The National Institute of Health and Care Excellence (NICE) have today recommended the use of blinatumomab for Philadelphia chromosome negative (Ph-ve), CD19 positive, B cell precursor acute lymphoblastic leukaemia (ALL), who have MRD of at least 0.1%.
The brand name for this treatment is Blincyto and it is manufactured by Amgen.
Blinatumomab has previously been approved, in 2017, for use in ALL patients who have relapsed and is often used to control the disease before the patient has a stem cell transplant. However, this was a proposal to use the drug in a different population of patients (see “why has NICE approved it twice?” below)
What is blinatumomab?
Blinatumomab is a type of drug called immunotherapy, which means it is designed to help the patient’s immune system to fight the cancer. More precisely, blinatumomab is a bi-specific T-cell engager (BiTE). This means that it picks up cancer cells and joins them to T cells, which are a type of immune system cell that can kill cancer. By bringing the T cells closer to the cancer cells, the T cells have a better chance of killing cancer cells than they might if they had to just meet the cancer cells by chance in the blood.
Therefore, blinatumomab relies on certain things being right in the patient’s body in order to work. Patients must be CD19 positive, as this is the part of the cancer cells that blinatumomab attaches itself too. Blinatumomab only works on patients whose cancer is in their B cells (another immune system cell), because working T cells are essential to how the drug works. Some patients have T cell ALL, which means their T cells are the cancerous cells and blinatumomab would not work here.
Why has NICE approved it twice?
A drug is approved by NICE separately per indication. An indication is the precise group of patients that the manufacturer proposed that the drug be used in. An indication is usually based on the type of patients that clinical trials were conducted on. NICE examines the evidence for each proposed indication separately, to ensure there is evidence that the drug works in each group of patients; it wouldn’t be safe to assume that because a drug works for one group, it will automatically work in another.
Blinatumomab is already approved for use in the indication of “ALL patients who have relapsed/are refractory”. In this instance, the manufacturer has asked NICE to decide if blinatumomab will also work for the indication of patients that haven’t relapsed, yet are more likely do so because they have measurable residual disease.
What is MRD?
Minimal, or measurable, residual disease is a concept where patients are technically in remission, but they still have some leukaemia cells present in their body. Remission is traditionally defined by the moment when no leukaemia cells can be found under the microscope. However, the use of a microscope is not very precise. In recent years, researchers have found a number of markers on leukaemia cells, or within their genes, that they can use to find leukaemia cells that might be missed under the microscope. Being MRD positive means that cells have been found in the patient with the markers, whereas being MRD negative or undetectable is when cells with these markers can’t be found.

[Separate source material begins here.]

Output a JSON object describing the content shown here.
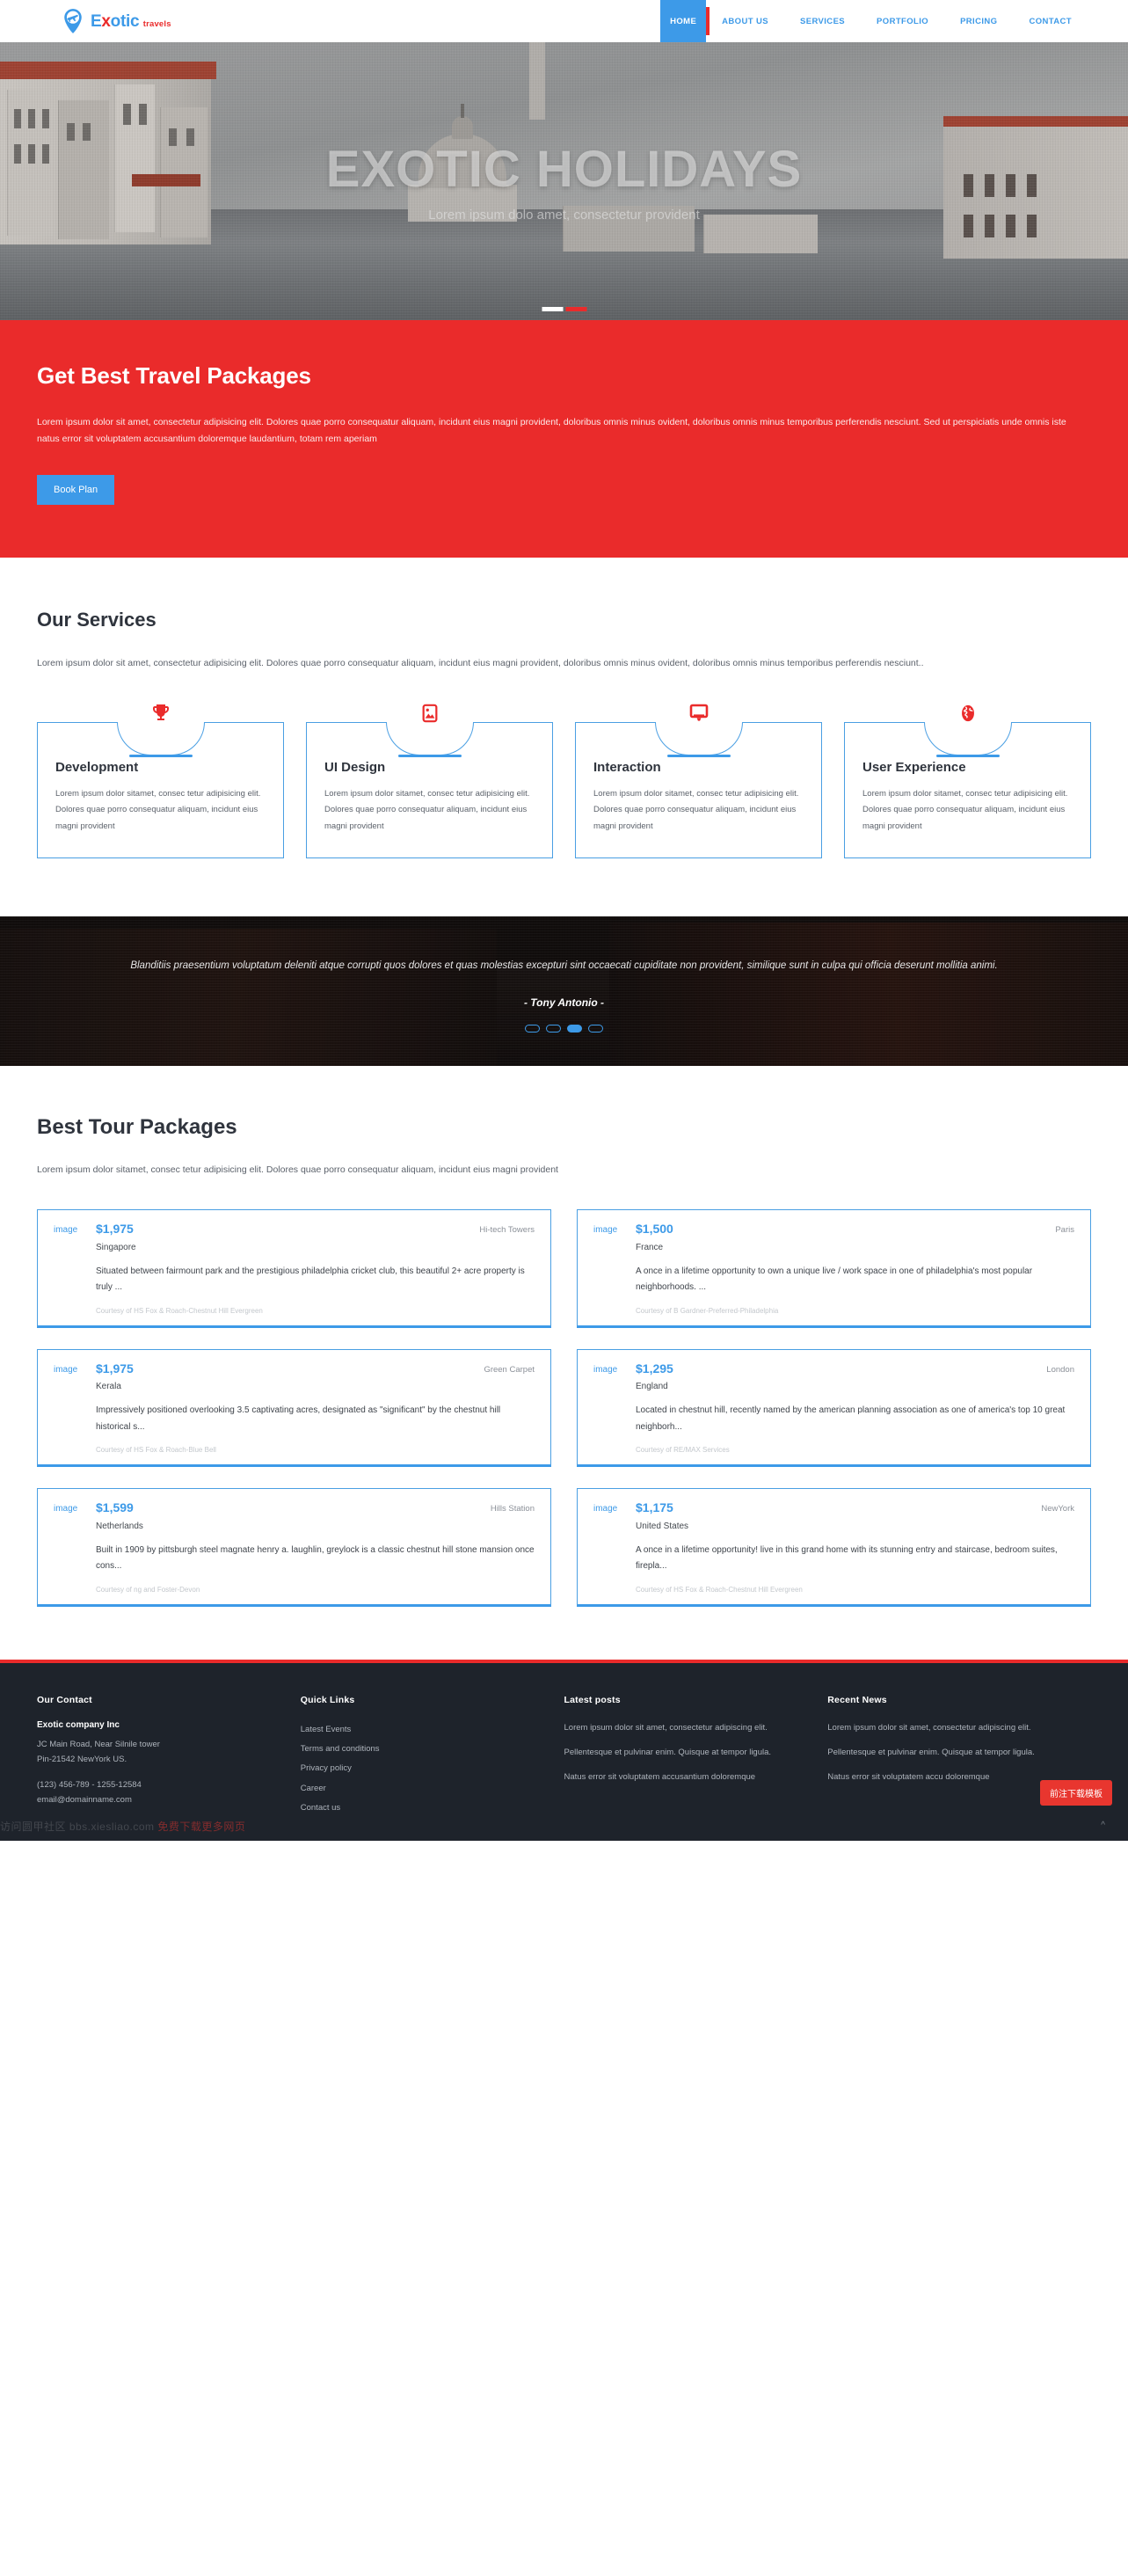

The problem with MRD testing is that it is new and not everyone uses the same techniques to check a patients MRD status, and some clinics don’t even test for it at all. The most common technique is flow cytometry, but there are techniques that are less widely available but are able to find more cells; one example is next generation sequencing.
For more information on MRD, take a look at our toolkit here.
What is the significance of MRD for this decision?
It has been shown that the fewer leukaemia cells patients have in your blood or bone marrow, the less likely the patient is to relapse. However, as MRD testing is a new concept and still needs to be implemented more widely and accurately, there was much debate as to whether it should be used to define a population of patients. Leukaemia Care, along with leading ALL clinicians, attended the NICE committee meetings to explain the importance of MRD as a prognostic factor (i.e. the number of cells in a patient’s body indicates their likelihood of relapse) and hence argue for this population of patients to have access.
The fact that patients who are MRD positive can have blinatumomab is also important for the chance of being cured. This is because their MRD status before transplant predicts the likelihood of the transplant being a success. If a patient is MRD positive after chemotherapy, this allows them to have blinatumomab, reach MRD negative or undetectable and then go into a transplant with a much better outlook than if they didn’t have the blinatumomab at all.
Given that blinatumomab can already be used once a patient has officially relapsed, it was important that patients should be given a chance to have blinatumomab earlier, while they are MRD positive (and so very likely to relapse) but can avoid the stress and possibly physical pain of a full relapse or unsuccessful transplant. In the words of a leading clinician, the NHS must “pay now or pay later”.
“A diagnosis of acute lymphoblastic leukaemia can have a huge emotional impact on the lives of patients, as well as their family and friends,” said Zack Pemberton-Whiteley, Patient Advocacy Director at Leukaemia Care. “We welcome the decision to recommend this treatment earlier in the pathway for ALL patients. This will allow patients to achieve undetectable MRD and give them an opportunity to have a stem cell transplant with the best chance of success. We are pleased that the NHS has chosen to pay for the drug earlier on, to spare patients and their families the extra harm of waiting for relapse before receiving the best treatment currently available to them.”